European integration and consensus politics in the Low Countries
Edited by Hans Vollaard, Jan Beyers, Patrick Dumont
To Be Published June 30th 2013 by Routledge – 240 pages
Series: Europe and the Nation State
Much of the empirical research on Europeanization that has mainly focused on the larger member states, and tends to ignore that most Europeans live in small states and that most of the EU member-states are small states.
This book investigates how the Netherlands, Belgium and Luxembourg, respond to European integration and how their response is shaped by the consensual nature of their political institutions. European integration was a politically uncontested issue in the Low Countries, but their harmonious relationship with the EU has changed substantially. In this book, the authors focus not only on Europeanization, but also explore whether and how European integration may gradually undermine the prerequisites of consensus politics in the Low Countries. Drawing on consociationalism and Europeanization research they adopt a bottom-up analysis beginning with a set of policy areas, actors and venues and elaborating on how these have developed during the past two decades.
This book will be of interest to students and scholars of European studies, European integration, European law, political science, European political economy and comparative politics.
1. Introduction: Europeanization of consensus politics in the Low Countries Jan Beyers, Hans Vollaard and Patrick Dumont Part 1: Europeanization of consensus politics: institutions and actors 2. Has legislation and parliamentary control become more or less consensual due to European integration? Patrick Dumont and Arco Timmermans 3. What impact does European integration have on the relationship between the executive and the legislature? Patrick Dumont and Arco Timmermans 4. Has inter-party competition and intra-party organization become more or less consensual due to European integration? Benoit Rihoux and Ruud Koole 5. Does European integration foster de-politicization through the courts? Patricia Poppelier and Wim Voermans 6. Does European integration make domestic bureaucratic politics more or less consensual? Caelesta Braun-Poppelaars and Caspar van den Berg 7. Does European integration foster the inclusion of interest groups in decision-making? Markus Haverland and Jan Beyers 8. Does European integration enables or constrains consensual politics in intergovernmental relations between the central state and regions, communities, provinces, and municipalities? Peter Bursens and Arjan Schakel Part 2: Europeanization of consensus politics: key domains 9. Have ratifications of EU Treaties become more or less consensual? Joop van Holsteyn and Philippe Poirier 10. Has the day-to-day coordination of EU policies become more or less consensual? Peter Bursens, Robert Harmsen and Mendeltje van Keulen 11. The political economy of the Low Countries: still the age of neo-corporatism? Barbara Vis and Jaap Woldendorp 12. Have European integration fostered or undermined consensus politics on the issues of migration and integration? Maarten Vink, Saskia Bonjour and Ilke Adam 13. Conclusion Rudy Andeweg

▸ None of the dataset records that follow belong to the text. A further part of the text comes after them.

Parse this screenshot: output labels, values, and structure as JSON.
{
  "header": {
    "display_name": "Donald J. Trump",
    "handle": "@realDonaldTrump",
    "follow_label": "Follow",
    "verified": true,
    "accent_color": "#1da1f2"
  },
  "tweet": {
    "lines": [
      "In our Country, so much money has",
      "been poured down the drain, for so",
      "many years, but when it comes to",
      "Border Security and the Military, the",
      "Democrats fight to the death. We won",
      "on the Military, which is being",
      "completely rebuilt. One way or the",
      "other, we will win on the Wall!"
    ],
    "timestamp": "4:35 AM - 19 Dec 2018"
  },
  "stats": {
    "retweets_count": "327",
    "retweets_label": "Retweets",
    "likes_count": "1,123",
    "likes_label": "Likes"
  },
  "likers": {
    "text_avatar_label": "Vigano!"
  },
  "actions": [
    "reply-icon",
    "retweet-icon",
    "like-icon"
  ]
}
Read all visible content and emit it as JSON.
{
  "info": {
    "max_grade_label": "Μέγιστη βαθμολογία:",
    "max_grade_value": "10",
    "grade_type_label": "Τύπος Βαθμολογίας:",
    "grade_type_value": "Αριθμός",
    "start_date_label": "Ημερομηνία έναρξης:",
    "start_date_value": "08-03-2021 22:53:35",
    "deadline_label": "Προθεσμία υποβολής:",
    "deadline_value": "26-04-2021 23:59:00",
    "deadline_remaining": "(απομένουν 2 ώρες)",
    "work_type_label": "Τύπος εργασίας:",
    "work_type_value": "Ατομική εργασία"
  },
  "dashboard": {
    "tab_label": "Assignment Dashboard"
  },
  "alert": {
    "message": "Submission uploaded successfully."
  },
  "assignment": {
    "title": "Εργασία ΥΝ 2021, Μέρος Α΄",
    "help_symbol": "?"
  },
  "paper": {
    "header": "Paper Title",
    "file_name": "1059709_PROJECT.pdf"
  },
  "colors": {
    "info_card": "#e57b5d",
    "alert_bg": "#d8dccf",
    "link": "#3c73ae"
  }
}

Hans Vollaard is an Assistant Professor at the Institute of Political Science, University of Leiden, the Netherlands.
Jan Beyers is Professor of Political Science and the Director of Antwerp Centre for Institutions and Multilevel Politics at Antwerp University, Belgium. He is also Visiting Research Professor at Agder University (Norway) and Senior Member of the Netherlands Institute of Government (NIG).
Patrick Dumont is a researcher at the Université du Luxembourg, co-founder of the SEDEPE network with Keith Dowding, research associate to the Chair in parliamentary studies of the Luxembourg Chamber of Deputies and member of the Comparative Politics Centre of the Université Catholique de Louvain, Louvain-la-Neuve.